In today’s tax environment and with the potential monetary awards to whistleblowers under Internal Revenue Code (Code) Section 7623, taxpayers are facing the increased possibility that their confidential and privileged materials may be provided to the Internal Revenue Service (IRS) without the taxpayer’s consent. This raises serious privilege and ethical issues related to the attorney-client, work product and Code Section 7525 tax practitioner privileges.

In a welcome development, Drita Tonuzi, Associate Chief Counsel (Procedure & Administration), stated at a DC Bar Association event on September 8, 2016, that if someone who is not authorized to release a taxpayer’s documents turns them over to the government, they will first be reviewed to determine if the information is protected by federal laws or the Code. The Whistleblower Office will then redact confidential information before releasing it to examination agents. However, this leaves some unanswered questions.

Case law reflects that the unauthorized production of privileged materials by an ex-employee or by an employee without the authority to waive the privilege for the taxpayer should not be viewed as a waiver of the privilege. The problem is that taxpayers may not know that privileged materials have been provided to the IRS without the IRS’s consent and therefore would not be able to take steps to assert the privilege and request the return of such documents from the IRS. Taxpayers may want to make a request to the IRS at the beginning of an audit to provide it with a list of all materials received by third-parties so that the taxpayer can assess whether any privileged documents have been provided to the IRS without the taxpayer’s consent. If the IRS does not provide the list or refuses to acknowledge the taxpayer’s request, the taxpayer may have at least preserved its right to later assert privilege if it turns out privileged materials were provided to the IRS without the taxpayer’s consent.

If an IRS attorney receives privileged documents and does not return them to the taxpayer, this raises potential ethical issues. Attorneys who receive privileged documents where it is clear that such documents are privileged and were not intended to be disclosed by the taxpayer or the privilege was intended to be waived, may have a duty to not examine those materials and instead return them to the taxpayer. The IRS’s recent comment about reviewing and redacting what it believes is privileged before sending to the examining agent appears at odds with this duty.

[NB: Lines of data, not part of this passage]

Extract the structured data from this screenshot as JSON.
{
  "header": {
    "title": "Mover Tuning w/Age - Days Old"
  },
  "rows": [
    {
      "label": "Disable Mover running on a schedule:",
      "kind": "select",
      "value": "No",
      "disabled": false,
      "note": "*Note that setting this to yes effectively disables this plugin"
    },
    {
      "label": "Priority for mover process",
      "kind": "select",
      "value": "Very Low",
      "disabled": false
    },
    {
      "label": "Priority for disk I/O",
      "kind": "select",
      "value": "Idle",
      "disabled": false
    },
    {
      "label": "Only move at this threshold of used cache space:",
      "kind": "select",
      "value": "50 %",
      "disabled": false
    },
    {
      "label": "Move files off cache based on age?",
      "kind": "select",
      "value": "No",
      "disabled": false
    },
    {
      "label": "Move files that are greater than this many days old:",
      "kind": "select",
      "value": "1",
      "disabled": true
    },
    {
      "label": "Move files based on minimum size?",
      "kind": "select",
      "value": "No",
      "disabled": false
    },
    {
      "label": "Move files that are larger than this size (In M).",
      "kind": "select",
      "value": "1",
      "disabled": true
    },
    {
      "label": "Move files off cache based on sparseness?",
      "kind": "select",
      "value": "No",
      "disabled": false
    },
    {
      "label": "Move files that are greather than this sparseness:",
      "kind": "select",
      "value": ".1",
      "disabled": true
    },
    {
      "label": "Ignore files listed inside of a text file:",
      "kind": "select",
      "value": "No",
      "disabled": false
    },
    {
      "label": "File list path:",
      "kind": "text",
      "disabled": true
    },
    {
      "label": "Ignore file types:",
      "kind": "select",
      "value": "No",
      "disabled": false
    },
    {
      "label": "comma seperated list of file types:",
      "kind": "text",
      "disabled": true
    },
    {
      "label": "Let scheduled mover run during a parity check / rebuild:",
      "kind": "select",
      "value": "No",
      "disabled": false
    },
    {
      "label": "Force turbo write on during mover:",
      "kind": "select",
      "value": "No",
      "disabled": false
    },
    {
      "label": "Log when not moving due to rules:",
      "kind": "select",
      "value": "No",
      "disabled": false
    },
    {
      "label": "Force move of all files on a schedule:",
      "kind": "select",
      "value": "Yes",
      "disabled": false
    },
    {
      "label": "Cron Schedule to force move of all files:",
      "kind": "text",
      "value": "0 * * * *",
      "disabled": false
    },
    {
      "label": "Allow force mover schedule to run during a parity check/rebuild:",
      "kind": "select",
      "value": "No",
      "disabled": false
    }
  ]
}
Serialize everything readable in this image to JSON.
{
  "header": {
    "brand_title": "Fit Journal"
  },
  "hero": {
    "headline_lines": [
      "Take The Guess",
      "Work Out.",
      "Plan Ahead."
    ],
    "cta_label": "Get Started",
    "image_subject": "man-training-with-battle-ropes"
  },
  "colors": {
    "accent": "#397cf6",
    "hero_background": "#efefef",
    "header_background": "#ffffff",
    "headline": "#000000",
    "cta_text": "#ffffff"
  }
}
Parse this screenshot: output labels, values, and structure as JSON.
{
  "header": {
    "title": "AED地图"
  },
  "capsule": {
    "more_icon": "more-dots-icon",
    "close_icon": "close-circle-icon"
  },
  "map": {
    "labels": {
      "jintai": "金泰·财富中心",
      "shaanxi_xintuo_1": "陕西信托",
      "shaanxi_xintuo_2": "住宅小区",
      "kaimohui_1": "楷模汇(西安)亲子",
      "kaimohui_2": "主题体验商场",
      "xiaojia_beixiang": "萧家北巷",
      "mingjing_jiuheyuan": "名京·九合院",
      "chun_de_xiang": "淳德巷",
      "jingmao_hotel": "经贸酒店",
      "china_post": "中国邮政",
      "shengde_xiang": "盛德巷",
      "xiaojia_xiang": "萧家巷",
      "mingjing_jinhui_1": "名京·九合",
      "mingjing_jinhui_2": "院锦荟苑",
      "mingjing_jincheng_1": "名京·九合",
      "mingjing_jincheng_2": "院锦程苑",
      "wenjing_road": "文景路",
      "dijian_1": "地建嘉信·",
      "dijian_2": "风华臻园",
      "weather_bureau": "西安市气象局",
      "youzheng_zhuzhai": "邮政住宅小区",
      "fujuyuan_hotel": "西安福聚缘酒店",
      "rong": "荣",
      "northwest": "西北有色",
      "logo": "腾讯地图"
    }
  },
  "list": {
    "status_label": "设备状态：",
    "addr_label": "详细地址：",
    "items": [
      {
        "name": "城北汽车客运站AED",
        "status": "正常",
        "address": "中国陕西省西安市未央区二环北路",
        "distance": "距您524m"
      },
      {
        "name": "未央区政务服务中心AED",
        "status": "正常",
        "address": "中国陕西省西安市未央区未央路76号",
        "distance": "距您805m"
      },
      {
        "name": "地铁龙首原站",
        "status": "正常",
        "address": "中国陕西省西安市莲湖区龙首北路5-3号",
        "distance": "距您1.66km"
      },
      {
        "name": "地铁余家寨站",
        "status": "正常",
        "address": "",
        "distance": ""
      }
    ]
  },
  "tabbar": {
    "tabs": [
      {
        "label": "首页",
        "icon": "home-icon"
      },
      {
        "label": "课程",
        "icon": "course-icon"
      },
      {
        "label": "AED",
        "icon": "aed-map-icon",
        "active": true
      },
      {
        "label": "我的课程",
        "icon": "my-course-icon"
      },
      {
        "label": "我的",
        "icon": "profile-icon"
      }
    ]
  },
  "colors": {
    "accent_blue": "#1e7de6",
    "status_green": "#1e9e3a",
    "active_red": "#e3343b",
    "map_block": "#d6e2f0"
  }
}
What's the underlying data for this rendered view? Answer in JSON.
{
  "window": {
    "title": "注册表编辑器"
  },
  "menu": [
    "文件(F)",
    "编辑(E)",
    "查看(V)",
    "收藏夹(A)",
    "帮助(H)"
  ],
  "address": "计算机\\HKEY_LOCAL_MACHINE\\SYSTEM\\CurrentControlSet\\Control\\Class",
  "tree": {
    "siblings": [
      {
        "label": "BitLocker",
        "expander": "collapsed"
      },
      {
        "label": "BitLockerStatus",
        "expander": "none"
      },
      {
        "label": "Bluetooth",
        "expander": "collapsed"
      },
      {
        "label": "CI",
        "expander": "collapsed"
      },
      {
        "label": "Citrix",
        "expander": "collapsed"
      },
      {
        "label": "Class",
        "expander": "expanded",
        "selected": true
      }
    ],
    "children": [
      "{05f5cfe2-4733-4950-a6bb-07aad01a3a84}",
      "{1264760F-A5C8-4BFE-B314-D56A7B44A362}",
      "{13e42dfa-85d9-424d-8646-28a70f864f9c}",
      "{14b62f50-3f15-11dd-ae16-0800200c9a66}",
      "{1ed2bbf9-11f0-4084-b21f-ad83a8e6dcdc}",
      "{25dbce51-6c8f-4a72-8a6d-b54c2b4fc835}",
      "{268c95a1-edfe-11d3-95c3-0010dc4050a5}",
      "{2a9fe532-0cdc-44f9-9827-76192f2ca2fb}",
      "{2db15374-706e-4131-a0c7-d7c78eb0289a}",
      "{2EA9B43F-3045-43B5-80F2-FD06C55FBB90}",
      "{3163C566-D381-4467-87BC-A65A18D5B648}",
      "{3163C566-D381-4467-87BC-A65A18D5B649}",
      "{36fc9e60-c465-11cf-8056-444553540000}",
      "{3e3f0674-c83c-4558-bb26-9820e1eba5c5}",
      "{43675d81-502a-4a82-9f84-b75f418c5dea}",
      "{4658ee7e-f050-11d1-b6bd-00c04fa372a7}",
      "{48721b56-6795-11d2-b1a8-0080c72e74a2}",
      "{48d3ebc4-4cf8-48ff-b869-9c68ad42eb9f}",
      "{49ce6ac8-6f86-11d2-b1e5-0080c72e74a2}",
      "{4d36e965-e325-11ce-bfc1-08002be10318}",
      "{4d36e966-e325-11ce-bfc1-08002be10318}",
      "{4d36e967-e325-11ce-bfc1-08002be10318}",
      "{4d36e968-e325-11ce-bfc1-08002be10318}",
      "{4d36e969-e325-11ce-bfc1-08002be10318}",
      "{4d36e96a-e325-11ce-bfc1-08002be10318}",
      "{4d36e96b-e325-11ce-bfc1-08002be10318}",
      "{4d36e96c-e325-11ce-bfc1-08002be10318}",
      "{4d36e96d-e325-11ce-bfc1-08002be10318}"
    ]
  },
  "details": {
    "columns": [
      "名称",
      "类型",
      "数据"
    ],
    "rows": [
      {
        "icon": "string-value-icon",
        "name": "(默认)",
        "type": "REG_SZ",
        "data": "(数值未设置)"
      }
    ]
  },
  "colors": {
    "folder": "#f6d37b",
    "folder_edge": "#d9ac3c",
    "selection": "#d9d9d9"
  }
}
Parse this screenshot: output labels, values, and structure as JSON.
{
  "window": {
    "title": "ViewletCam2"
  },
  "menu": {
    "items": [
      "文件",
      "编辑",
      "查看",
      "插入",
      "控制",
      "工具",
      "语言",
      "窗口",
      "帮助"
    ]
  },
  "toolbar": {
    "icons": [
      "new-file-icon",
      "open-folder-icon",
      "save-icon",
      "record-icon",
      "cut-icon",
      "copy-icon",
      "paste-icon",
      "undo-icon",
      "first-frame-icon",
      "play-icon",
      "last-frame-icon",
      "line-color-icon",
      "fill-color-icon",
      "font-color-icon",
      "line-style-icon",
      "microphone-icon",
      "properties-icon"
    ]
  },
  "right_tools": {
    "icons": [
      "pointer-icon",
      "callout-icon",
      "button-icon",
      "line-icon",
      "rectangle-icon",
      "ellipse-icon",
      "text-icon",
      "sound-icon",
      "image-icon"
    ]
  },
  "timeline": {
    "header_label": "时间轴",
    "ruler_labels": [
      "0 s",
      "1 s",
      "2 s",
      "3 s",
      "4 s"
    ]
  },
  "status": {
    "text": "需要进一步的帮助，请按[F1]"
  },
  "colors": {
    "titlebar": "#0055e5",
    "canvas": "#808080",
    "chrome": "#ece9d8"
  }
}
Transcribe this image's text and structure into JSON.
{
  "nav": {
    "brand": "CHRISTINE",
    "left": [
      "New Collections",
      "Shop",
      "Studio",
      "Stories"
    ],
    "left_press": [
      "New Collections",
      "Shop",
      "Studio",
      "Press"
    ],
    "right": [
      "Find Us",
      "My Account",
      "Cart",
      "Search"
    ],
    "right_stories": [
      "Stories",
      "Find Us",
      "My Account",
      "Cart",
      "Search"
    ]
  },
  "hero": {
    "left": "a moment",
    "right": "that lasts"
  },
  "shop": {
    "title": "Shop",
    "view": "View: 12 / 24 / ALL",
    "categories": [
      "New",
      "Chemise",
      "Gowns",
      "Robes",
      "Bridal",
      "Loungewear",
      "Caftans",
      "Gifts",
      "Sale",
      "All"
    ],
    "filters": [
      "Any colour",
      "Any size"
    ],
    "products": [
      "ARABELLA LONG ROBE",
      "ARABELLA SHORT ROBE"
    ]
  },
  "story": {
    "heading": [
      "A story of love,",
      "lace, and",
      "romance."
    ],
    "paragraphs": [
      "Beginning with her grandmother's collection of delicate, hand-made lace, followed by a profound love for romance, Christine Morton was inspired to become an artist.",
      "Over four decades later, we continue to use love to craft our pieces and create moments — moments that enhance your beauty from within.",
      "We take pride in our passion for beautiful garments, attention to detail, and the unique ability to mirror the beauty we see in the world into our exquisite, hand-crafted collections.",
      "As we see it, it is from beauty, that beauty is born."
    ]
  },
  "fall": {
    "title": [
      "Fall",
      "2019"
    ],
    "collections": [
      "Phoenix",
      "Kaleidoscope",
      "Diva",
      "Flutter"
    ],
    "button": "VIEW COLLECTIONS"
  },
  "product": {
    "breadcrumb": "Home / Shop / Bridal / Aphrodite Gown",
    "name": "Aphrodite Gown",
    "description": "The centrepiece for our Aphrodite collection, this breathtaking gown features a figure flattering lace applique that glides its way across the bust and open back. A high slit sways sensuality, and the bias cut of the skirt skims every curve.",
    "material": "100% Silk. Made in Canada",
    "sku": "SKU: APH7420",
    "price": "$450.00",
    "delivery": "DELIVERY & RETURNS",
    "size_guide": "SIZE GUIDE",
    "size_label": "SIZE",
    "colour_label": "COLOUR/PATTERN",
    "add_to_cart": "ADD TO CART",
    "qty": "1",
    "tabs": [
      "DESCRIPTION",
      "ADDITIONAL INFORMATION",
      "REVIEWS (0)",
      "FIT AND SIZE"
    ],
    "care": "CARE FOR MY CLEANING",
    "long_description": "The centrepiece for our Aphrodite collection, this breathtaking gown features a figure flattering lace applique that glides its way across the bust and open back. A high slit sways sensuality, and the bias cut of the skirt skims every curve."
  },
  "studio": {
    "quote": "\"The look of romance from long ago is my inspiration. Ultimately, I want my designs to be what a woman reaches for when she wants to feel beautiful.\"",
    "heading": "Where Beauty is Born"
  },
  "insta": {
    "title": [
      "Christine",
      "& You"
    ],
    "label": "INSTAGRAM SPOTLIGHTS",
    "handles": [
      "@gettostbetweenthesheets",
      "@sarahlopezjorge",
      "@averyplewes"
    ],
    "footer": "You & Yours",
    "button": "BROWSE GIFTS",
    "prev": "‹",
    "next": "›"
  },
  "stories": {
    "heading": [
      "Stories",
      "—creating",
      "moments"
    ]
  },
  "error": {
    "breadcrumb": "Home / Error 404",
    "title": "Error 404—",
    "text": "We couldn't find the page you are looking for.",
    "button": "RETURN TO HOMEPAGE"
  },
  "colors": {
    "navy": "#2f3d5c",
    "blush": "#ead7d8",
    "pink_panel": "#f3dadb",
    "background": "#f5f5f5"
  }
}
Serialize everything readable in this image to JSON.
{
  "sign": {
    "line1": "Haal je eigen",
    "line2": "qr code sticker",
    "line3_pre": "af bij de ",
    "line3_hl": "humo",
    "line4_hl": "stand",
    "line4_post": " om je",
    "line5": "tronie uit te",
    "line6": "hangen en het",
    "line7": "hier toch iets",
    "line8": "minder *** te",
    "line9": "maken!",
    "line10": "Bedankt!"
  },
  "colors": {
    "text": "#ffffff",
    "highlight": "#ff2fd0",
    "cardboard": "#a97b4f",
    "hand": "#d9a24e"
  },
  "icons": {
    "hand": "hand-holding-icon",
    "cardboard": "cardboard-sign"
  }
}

In fact, since at least 2009, the IRS has demonstrated a growing awareness of the privilege concerns raised by whistleblowers that stand in a privileged relationship to a taxpayer, even while the IRS’s current policies have not fully addressed the problem. In August 2015, the Internal Revenue Manual was amended to provide that the IRS generally must assume that any “current employee whistleblower has access to information that may be subject to a privilege that has not been affirmatively waived by the taxpayer.” I.R.M. 25.2.2.4.4. That same section of the Manual and periodic TIGTA reports on the IRS Whistleblower Office recognize that the IRS’s ability to use whistleblower information in subsequent proceedings could be severely limited—if not prohibited outright—if that information was obtained in violation of the taxpayer’s attorney-client privilege.

The better, and probably more appropriate approach, in situations where an ex-employee or whistleblower provides documents to the IRS that may be privileged is for the IRS to immediately notify the taxpayer and provide it with the opportunity to assert any applicable privileges. Allowing the IRS to review the documents first and make its own privilege determinations is fundamentally contrary to the way in which privilege determinations are made. Taxpayers and their advisors should be aware of the IRS’s recent comments and plan accordingly by taking affirmative steps to protect against the IRS reviewing privileged materials without the taxpayer’s consent.